Just learned of the passing of Sol LeWitt: perhaps, not unlike his view on conceptual art:
“He also liked the inherent impermanence of Conceptual art, maybe because it dovetailed with his lack of pretense: having started to make wall drawings for exhibitions in the 1960s, he embraced the fact that these could be painted over after the shows. (Walls, unlike canvases or pieces of paper, kept the drawings two-dimensional, he also thought.) He wasn’t making precious one-of-a-kind objects for posterity, he said. Objects are perishable. But ideas need not be. ”
LeWitt – has managed to extend what matters beyond his physical presence…
And this from Portland Art + News….
a bit from local artist J. Hayward whose life was changed while working on a
“Many young artists were changed. This drawing was to be made of “unstraight” lines. As a highschooler, I felt I needed a little more direction and asked the artist to clarify what kind of “unstraight” line he had in mind. Was he thinking wildly frenetic or just plane wobbly? ”
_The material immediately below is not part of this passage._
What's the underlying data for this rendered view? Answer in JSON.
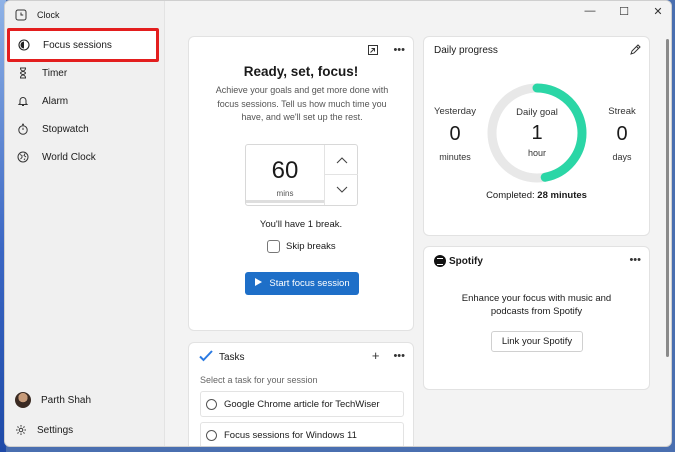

The perfect characteristics of a narrator – to let the story be it’s own narration and to find out what the story will say…